A healthy plant always shows new development, and if your Fiddle’s leaves are getting big and strong, your plant is doing fine.

The presence of little, stunted new leaves, however, may indicate that your plant is deficient in nutrients. Consider repotting your plant if it has been a while since you gave it fresh soil, or just fertilize it in the spring and summer to give it the extra nutrients it requires.

Dropping leaves

Fiddle Leaf Figs can appear to drop their leaves out of nowhere. One leaf here and there is normal; but, if several leaves have fallen off in a short period of time, you must act quickly to rescue the tree.

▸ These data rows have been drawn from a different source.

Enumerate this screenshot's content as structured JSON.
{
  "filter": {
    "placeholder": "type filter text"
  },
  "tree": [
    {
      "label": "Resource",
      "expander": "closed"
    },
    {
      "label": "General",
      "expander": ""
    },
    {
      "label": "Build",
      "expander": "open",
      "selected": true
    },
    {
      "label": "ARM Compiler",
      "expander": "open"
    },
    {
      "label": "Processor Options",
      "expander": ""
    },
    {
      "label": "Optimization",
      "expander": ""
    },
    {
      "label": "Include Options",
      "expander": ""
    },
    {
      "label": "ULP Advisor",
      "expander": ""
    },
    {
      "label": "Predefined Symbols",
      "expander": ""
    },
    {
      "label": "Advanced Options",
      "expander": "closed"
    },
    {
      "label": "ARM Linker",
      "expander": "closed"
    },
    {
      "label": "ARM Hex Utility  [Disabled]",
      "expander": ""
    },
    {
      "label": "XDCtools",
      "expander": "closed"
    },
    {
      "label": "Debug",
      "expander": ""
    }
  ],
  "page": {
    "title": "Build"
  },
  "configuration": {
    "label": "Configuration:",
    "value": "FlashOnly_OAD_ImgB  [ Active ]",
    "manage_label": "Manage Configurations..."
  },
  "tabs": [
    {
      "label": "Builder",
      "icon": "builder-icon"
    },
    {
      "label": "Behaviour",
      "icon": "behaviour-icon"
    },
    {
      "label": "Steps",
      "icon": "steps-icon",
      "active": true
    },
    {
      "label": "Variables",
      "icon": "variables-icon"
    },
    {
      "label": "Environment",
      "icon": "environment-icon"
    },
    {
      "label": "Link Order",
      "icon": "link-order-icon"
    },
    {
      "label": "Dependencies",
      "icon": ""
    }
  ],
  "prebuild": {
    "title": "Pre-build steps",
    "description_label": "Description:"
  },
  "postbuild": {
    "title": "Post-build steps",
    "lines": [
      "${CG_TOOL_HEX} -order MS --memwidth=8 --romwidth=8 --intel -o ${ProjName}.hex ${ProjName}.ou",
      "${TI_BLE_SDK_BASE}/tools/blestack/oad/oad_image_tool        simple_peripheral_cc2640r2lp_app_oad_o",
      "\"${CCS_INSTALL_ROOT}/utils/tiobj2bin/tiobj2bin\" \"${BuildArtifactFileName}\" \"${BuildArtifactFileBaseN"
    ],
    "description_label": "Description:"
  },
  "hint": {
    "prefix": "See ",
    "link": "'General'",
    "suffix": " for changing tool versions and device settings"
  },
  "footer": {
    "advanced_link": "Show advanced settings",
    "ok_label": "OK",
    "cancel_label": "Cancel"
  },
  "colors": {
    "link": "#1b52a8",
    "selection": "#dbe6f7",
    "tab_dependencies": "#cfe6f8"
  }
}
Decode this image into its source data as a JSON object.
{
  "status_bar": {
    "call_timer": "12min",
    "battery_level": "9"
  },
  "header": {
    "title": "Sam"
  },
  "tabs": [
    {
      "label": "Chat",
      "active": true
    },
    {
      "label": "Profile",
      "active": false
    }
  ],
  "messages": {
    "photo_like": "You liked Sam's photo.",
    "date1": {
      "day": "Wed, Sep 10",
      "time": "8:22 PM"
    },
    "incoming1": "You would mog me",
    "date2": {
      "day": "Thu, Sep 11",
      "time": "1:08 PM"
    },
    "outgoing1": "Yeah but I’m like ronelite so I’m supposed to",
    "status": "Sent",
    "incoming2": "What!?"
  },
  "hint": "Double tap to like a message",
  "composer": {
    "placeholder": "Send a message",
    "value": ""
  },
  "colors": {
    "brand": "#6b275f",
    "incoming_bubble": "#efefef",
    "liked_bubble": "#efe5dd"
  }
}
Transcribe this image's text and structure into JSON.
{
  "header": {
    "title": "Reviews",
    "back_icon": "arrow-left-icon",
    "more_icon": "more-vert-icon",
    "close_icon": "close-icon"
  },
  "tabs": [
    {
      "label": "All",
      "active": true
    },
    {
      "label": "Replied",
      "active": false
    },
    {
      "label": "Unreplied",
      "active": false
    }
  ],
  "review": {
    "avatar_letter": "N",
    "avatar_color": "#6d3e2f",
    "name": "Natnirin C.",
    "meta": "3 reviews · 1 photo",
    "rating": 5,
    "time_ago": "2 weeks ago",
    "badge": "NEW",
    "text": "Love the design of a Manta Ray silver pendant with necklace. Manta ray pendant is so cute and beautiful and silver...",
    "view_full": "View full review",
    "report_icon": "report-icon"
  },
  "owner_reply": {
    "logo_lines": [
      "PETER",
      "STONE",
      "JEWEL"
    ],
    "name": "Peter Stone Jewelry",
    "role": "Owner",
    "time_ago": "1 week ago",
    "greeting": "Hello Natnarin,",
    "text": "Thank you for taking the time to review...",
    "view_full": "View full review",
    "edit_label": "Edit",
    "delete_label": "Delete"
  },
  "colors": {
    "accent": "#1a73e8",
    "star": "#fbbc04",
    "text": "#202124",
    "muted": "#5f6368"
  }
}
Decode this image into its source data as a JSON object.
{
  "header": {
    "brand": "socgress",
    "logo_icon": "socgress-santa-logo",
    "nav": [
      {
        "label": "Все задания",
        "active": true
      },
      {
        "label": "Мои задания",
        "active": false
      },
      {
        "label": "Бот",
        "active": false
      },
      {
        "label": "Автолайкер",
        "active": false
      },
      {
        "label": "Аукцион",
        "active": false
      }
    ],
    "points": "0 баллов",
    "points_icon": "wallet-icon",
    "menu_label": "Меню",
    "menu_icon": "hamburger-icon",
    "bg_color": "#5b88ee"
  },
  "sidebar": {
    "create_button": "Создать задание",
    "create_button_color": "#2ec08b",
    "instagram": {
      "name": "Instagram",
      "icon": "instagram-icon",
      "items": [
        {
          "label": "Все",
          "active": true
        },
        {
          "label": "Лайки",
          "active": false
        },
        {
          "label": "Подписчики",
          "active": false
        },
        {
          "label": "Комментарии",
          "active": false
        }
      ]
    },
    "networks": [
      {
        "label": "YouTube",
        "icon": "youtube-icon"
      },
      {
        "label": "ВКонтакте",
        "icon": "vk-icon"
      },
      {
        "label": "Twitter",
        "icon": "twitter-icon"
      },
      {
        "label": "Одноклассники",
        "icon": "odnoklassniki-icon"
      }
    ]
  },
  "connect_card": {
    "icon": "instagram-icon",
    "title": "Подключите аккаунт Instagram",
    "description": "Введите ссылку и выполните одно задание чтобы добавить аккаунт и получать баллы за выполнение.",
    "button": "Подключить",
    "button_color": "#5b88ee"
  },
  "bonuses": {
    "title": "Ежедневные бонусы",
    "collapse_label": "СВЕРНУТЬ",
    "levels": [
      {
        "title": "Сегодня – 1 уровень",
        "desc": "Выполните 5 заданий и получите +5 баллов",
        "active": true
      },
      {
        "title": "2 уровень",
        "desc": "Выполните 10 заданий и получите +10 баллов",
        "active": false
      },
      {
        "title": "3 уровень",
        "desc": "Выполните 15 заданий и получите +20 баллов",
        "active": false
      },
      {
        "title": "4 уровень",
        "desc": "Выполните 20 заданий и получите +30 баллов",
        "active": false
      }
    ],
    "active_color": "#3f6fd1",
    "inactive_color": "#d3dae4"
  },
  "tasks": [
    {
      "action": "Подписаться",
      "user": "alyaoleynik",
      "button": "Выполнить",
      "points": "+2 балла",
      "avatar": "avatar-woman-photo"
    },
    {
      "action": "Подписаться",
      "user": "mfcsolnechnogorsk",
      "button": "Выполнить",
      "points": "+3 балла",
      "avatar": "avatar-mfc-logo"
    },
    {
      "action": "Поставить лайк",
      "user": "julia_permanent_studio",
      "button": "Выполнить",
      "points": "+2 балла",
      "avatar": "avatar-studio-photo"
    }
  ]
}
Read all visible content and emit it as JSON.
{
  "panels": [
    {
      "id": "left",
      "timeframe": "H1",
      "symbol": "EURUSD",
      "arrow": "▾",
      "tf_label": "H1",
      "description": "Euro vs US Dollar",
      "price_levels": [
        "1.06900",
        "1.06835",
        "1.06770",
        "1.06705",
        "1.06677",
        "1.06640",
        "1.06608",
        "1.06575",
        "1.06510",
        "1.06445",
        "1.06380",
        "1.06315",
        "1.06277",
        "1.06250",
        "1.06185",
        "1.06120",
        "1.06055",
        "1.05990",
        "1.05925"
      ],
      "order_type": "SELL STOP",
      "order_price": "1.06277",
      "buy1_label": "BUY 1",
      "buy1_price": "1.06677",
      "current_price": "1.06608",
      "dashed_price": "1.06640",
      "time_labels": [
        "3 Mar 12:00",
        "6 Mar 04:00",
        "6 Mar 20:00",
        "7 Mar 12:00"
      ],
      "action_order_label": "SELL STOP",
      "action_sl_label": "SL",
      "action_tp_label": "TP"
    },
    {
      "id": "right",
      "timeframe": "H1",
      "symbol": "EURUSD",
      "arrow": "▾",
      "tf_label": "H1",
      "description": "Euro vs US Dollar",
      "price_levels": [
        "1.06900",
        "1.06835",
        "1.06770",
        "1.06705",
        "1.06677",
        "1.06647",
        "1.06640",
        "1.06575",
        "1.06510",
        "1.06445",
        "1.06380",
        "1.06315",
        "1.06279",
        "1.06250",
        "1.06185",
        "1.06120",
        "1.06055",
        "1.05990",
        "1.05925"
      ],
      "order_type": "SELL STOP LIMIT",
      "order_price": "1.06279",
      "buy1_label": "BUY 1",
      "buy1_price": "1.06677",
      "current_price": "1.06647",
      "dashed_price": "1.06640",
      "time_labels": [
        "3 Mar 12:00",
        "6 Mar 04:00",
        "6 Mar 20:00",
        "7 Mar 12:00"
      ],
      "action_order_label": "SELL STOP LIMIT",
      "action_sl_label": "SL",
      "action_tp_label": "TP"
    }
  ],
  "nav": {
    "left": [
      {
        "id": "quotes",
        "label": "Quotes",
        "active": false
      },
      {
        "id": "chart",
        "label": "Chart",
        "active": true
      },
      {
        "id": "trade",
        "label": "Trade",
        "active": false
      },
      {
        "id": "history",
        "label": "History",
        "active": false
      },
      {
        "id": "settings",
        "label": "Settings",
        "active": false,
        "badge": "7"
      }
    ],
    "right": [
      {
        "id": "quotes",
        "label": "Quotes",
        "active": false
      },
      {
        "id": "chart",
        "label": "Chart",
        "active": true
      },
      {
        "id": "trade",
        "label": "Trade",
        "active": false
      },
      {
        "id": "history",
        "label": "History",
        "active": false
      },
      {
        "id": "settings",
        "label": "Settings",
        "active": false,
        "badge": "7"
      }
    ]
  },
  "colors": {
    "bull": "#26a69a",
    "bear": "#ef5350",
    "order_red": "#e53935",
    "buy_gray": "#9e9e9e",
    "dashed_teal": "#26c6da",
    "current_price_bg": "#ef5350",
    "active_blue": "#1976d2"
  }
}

Once more, underwatering or overwatering are the most likely causes of leaf drop in fiddle leaf figs. How then can you distinguish between them? Look at the direction in which the leaves are falling from the plant: if the older leaves (at the bottom) are dropping first, overwatering is probably the cause. On the other hand, if the plant’s leaves are falling off all around, it’s probably not getting enough water. Here are a few more techniques for differentiating.

Leaves turning yellow

Do your fiddle leaf fig’s leaves appear to be yellow? There are several potential reasons:

inadequate lighting Fiddle Leaf Figs require as much direct, strong light as they can get. Even a little direct sunshine is acceptable, but stay away from locations with medium or low light. Remember that a Fiddle that receives insufficient light is more likely to overwater.

a lackluster diet. Due to a deficiency of nutrients in the soil, your Fiddle plant may have yellow leaves. You may want to attempt fertilizing it with liquid fertilizer.

Pests. If fiddles are being attacked by insects, their leaves may also turn yellow. If you have a suspicion that this is the case, thoroughly check the leaves’ top and bottom surfaces for any potential bugs.

Stunted or slowed growth

During the spring and summer, healthy fiddles typically produce new leaves every four to six weeks. It’s possible to see your plant add numerous new leaves in only a few days or weeks because growth usually occurs in spurts. It’s typical for there to be no new growth during the winter. Again, if you don’t observe the expected growth in this plant, it may require new nutrients in the form of a quality plant fertilizer.

Dirty or dusty leaves

When was the last time you washed your plant’s leaves? Plants breathe through their leaves in addition to absorbing sunlight through them. Your plant won’t be able to carry out either of these tasks as effectively as we’d like if a layer of dust is present on its huge leaves. A fantastic technique to keep your Fiddle Leaf Fig plant bright, healthy, and vibrant is to clean the leaves every few months. You may read about various cleaning techniques for your fiddle leaf fig here.

Fiddle Leaf Figs are known to be pickier than most plants, despite the fact that they can be quite low maintenance. Maintain a regular watering routine, fertilize in the spring and summer, and most importantly, ensure that your plant receives enough light year-round (yes, this may require moving it in the winter!). Keep an eye out for any of these symptoms because treating them quickly is essential to keeping your plant healthy and looking good.

This article was modified from Claire Akin’s Fiddle Leaf Fig Plant Resource. For additional information on how to take care of the fiddle leaf fig, see their website.